I have been working on the color and the shadow of the mountain. The gradient mesh is the way I create the softness of shading that is an integral part of my drawing vocabulary. I have zoomed in to show the anchor points and gradients which are dropped into each point. When I work up close like this the piece becomes abstract to me. It is intimate in the same way that hand drawing on a large sheet of paper requires me to be right up in it. If digital drawing didn’t offer this kind of visual exploration it wouldn’t be half as interesting. It is easy to get lost in it.

This is my digital workspace. I have noted what each part of the screen contains. Sometimes the space becomes too crowded so I hide parts of it. I took this photo last week when I was just starting this layer, it is now finished.

Hit “a” point click hit “i” hit color click, repeat, repeat….. build the drawing, point click -save.

digital landscape

This is a drawing I am working on for the January show. I photographed my computer tablet so you can see how I work. The part of the drawing that is red is the part I am working on for this post.

line layer

zooming in 200%

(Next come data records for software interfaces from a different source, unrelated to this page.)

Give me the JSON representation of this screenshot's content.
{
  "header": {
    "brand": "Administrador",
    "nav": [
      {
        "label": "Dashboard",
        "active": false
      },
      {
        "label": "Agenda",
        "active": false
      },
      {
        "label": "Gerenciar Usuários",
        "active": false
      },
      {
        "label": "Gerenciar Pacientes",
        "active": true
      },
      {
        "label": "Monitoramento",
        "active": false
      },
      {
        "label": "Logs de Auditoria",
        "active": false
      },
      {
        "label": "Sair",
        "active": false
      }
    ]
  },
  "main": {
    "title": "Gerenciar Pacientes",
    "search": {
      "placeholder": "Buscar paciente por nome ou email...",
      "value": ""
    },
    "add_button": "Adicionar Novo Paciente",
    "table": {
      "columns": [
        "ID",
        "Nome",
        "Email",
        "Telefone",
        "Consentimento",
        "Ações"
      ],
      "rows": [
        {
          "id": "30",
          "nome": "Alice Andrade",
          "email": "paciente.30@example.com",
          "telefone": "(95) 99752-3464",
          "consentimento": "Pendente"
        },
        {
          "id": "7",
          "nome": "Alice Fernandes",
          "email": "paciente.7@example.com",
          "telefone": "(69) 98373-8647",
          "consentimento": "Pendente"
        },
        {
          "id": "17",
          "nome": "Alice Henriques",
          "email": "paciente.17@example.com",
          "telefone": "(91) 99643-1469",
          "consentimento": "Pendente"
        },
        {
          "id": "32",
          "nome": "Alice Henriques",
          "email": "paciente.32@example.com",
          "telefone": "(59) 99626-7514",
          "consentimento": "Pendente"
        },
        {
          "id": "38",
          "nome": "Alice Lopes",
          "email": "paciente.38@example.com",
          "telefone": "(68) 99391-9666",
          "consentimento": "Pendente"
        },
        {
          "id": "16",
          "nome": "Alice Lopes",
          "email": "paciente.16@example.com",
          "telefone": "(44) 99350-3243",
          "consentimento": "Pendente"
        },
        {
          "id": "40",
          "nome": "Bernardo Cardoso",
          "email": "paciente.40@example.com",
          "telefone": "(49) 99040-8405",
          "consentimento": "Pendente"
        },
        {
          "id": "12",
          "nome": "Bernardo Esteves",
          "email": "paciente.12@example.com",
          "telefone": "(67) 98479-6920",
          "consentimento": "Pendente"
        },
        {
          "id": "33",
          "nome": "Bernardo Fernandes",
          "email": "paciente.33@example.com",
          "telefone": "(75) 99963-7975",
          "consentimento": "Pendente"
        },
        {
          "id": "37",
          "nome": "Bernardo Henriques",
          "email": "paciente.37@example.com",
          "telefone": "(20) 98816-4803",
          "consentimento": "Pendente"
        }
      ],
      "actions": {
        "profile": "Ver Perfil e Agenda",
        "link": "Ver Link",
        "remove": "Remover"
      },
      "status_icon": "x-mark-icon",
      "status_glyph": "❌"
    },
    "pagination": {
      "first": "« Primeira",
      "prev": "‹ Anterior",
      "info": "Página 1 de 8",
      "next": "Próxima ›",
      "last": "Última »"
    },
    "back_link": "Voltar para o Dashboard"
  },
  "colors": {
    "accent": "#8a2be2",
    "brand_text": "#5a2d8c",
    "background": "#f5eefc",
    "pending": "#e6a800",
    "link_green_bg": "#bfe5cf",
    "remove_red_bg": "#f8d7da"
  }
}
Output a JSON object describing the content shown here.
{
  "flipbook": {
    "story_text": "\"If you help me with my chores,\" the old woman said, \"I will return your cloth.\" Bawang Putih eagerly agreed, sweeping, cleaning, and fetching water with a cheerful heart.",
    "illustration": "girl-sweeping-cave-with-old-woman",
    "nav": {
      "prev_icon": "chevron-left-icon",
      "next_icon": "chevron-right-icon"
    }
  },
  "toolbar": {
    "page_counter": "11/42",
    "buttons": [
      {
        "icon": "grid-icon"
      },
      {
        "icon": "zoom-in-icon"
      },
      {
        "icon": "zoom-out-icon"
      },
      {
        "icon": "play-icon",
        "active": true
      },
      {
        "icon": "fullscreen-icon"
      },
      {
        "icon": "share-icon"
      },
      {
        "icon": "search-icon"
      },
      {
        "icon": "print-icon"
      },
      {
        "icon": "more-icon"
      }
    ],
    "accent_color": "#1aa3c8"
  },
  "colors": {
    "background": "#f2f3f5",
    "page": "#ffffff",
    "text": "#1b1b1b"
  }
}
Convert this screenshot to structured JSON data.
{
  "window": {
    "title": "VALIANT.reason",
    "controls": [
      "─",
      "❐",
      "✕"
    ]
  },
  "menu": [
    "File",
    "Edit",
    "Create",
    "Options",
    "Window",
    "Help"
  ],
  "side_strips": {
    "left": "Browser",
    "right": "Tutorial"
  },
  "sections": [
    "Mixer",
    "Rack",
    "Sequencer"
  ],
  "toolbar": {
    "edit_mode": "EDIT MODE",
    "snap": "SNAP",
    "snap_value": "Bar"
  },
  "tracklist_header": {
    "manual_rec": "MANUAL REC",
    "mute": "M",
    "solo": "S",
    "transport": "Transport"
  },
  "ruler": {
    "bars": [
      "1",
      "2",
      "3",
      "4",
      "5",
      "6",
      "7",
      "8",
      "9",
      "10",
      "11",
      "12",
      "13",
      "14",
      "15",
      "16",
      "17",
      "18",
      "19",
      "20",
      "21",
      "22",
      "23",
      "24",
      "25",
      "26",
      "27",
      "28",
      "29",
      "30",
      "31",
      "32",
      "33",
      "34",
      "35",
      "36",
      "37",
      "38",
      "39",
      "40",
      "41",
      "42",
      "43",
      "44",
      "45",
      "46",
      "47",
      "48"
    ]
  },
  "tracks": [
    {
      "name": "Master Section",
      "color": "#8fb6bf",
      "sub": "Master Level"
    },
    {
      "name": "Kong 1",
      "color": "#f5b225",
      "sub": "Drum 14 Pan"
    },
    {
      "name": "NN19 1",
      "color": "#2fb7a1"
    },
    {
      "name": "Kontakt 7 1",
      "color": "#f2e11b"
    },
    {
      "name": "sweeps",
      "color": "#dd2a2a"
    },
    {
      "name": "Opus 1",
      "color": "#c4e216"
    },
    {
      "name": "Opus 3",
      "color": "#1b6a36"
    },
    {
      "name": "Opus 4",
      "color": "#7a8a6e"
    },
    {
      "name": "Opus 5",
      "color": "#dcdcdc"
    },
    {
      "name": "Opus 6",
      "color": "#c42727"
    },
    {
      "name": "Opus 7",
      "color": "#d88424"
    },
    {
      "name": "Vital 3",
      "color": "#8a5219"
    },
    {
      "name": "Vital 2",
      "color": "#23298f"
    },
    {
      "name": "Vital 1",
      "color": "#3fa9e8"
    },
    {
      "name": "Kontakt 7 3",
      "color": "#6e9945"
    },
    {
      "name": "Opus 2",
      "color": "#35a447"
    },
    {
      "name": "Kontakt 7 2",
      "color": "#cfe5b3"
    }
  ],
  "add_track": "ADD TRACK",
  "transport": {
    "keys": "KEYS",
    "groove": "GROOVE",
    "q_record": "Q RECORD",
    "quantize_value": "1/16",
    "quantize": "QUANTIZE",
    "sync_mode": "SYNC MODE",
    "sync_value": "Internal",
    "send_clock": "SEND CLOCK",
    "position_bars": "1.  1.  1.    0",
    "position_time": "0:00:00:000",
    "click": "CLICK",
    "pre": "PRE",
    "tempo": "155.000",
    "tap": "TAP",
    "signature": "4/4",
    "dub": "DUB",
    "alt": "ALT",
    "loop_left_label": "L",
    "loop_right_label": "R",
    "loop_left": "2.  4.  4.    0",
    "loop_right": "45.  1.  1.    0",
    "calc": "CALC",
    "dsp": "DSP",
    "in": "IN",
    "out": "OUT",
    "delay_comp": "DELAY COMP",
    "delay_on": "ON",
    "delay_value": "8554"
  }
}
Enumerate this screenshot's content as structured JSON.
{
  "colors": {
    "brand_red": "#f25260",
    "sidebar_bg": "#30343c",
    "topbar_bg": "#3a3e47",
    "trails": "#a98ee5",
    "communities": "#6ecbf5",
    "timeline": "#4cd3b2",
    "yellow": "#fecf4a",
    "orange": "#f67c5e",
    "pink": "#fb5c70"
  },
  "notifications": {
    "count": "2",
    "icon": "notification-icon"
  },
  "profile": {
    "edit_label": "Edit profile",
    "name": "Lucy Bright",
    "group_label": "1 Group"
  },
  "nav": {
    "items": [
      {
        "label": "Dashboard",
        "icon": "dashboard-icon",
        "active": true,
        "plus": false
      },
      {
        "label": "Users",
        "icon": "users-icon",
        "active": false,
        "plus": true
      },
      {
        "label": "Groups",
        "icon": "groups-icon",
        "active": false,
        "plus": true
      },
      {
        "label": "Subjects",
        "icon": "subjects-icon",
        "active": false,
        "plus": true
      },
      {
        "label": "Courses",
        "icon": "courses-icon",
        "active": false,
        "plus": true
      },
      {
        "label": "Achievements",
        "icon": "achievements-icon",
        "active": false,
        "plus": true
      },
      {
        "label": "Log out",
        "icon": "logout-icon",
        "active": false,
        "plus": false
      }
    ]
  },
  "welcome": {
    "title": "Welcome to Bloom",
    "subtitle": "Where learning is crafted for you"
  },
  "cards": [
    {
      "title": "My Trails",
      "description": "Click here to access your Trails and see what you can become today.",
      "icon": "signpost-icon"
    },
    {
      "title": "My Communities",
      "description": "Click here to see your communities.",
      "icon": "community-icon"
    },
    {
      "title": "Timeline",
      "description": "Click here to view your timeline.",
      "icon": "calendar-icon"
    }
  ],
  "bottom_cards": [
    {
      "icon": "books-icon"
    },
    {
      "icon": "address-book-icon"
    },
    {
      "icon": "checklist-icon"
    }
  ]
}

The scale is large 48 x 216″. As you can see, there is a lot of ground to cover. This layer is important because I will use it to create the color and tone in the drawing with live paint and the draw inside tool in Adobe Illustraitor. Because I know I want to use these tools it is important that I make each area a closed shape. That means no open forms.

zooming in to 400%

Notice all the open forms and overlapping lines-they were drawn as I was more concerned with building the form of the mountain. Now I am cleaning them up as a foundation for future manipulation.The whole drawing requires this kind of attention at this point so that I can push it farther as I continue to add imagery and drawing.

clean forms

Now the forms in this area are closed. I work back and forth horizontally across the picture plane.  It will take about six days to clean up the entire drawing. Because I do the first part of the drawing with the Wacom Pen using the pencil tool  it looks more free and loose and I like to have that as the base of the drawing -it does make the clean up a labor of love though.

Yes it is verifiable-I am a geek.

in progress

Carolyn Lavender   Woods/Gifts in progress 2012

Carolyn Lavender Woods/Gifts in-progress detail 2012

This is what it looks like when I am working on one of my graphite drawings on prepared paper.  I start by scraping layers of modeling paste across the paper with a putty knife.  I like the way it takes the graphite and I can even scratch in tiny whites with knife blade.  The drawing will be well traveled, it is headed for The Space Between show at Largo das Artes, Rio de Janeiro, Brazil.